“He would hide behind a wall and then trip me. He didn’t want me smoking, so when he caught me sneak smoking, he dragged me out onto the concreate patio and locked me out of the house in the middle of winter. He would call me horrible, derogatory names in front of my boys.”

When Stephanie finally got up the courage to divorce him, he said “If I can’t have you, no one can” and beat her and raped her.

Stephanie and her boys moved out, but Jay still abused his oldest son, John. Stephanie then got a job with her own insurance, and that was one less thing she had to rely on Jay for.
After Stephanie’s boys left for Columbus, where John would attend OSU, Stephanie remarried. Her new husband was an alcoholic, and Stephanie fell right into the drinking herself.
In the years that followed, Stephanie would get sober, leave her husband, then fall back into drinking, only to get sober again. Stephanie got two DUI’s, and in multiple wrecks.

“I shunned my family. My boys wanted nothing to do with me. I was so ashamed – and the things Jay would say to me haunted me. I would start to believe all of the things he said to me again.

I had various suicide attempts throughout those years while my boys were gone. When my boys were with me – those were the best times of my life.”

Stephanie’s most recent attempt required life flight to take her to Akron Children’s hospital. When she woke and saw her sister sitting there, she promised she would never do that to her again.
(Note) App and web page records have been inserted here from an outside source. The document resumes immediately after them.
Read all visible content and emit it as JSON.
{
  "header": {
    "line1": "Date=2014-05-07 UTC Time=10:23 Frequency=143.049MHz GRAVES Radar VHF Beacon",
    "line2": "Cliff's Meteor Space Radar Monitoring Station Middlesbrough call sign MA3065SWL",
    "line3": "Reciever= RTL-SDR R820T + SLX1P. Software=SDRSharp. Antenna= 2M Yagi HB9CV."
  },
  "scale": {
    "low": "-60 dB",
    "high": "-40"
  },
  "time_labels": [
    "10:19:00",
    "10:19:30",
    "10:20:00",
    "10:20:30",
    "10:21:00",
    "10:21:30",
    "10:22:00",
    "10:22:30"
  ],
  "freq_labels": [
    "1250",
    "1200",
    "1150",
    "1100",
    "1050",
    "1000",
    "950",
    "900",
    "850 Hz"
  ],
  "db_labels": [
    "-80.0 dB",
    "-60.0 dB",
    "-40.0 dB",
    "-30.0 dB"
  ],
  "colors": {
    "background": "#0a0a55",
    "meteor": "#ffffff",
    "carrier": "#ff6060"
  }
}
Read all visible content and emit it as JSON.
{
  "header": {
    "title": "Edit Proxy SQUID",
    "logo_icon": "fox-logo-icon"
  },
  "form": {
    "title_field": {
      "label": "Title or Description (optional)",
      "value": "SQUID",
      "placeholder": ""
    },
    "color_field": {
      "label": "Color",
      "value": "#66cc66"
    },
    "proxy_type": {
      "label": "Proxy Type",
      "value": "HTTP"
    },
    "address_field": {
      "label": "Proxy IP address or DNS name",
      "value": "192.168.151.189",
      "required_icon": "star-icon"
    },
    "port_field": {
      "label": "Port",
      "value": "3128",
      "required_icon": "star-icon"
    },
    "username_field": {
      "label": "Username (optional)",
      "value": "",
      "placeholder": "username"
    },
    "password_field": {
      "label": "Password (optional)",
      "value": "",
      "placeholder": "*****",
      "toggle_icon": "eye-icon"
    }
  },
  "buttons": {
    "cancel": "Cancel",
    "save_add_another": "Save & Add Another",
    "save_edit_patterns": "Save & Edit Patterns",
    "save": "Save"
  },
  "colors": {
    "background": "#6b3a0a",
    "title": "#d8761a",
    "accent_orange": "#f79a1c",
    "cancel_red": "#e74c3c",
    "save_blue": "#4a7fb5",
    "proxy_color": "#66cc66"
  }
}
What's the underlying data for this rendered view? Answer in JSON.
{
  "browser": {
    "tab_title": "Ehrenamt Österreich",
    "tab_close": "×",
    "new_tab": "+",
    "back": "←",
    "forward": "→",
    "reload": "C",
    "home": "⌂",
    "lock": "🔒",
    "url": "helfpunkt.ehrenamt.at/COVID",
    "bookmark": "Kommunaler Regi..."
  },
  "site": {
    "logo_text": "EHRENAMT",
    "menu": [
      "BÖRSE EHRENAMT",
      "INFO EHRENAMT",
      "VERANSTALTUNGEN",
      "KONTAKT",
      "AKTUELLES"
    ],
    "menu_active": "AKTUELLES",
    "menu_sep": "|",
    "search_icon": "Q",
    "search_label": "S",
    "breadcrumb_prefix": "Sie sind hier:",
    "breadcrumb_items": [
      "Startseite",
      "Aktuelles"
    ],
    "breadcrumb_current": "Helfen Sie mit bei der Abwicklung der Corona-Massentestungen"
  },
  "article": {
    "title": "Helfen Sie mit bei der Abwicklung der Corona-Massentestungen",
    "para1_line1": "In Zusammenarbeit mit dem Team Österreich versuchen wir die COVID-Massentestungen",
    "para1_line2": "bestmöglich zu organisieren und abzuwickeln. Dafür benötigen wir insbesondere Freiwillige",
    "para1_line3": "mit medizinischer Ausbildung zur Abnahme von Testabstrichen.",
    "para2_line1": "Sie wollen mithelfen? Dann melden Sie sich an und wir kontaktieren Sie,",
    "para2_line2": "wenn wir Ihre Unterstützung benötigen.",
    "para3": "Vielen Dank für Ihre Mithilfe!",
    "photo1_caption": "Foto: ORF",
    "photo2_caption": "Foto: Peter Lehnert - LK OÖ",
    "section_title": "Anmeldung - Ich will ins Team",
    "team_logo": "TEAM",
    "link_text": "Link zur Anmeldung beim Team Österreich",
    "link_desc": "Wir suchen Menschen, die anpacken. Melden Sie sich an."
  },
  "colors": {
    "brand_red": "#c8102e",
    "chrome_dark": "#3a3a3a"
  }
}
The social workers at Akron Children’s recommended Portage Path Behavioral Health, so when Stephanie left the hospital with no place to live, she moved in with a friend she knew she would be safe with in Alliance and began treatment at Portage Path.

In 2012, Stephanie was evaluated and diagnosed with PTSD, Sever Depression and Bipolar Disorder. She was then placed with a team of counselors and doctors to help get her on the right track. After a few years of counseling, Stephanie also attended ITS – a partial hospitalization group that provides a safe, structured environment where individuals can build essential life and problem-solving skills, improve treatment readiness, and regain a sense of hopefulness about the future.

As Stephanie improved, she was sent to Community Support Services for help with her job search. Stephanie went through a few jobs, all resulting in her firing due to a 3 day incarceration on her record. The bumpy job search caused Stephanie to relapse multiple times into manic depression.

Stephanie was advised to try ITS again – now called Pathways, in 2016. A big tool used in the group now are the 5 core beliefs that clients are told to say to themselves: “I am good enough. I am worthy. I am loveable. I am capable. I am safe. “

“I had no core beliefs – Portage Path started putting me back together again piece by piece. You learn from other people. We’re all different colors with different stories, but we all share the same pain.”

After Pathways, Stephanie’s aunt came back into her life and mentored her toward the Christian faith.

“Between that and Portage Path, I got better. I go to a wonderful church now”

Stephanie then made her way back to CSS to find another job when they informed her of an opening at CSS itself. She interviewed and was told she got the job a week later. One requirement of the job was that the applicant be in recovery so that they can relate to clients and mentor them.

“I know now that that’s why I lived through the last suicide attempt. God was just waiting to put me where I needed to be.”

Just a few weeks after starting her new position at CSS, Stephanie earned the “Catch the Spirit Award”.

Stephanie was then able to go to court and get her jail time expunged.



Posted on

November 2, 2020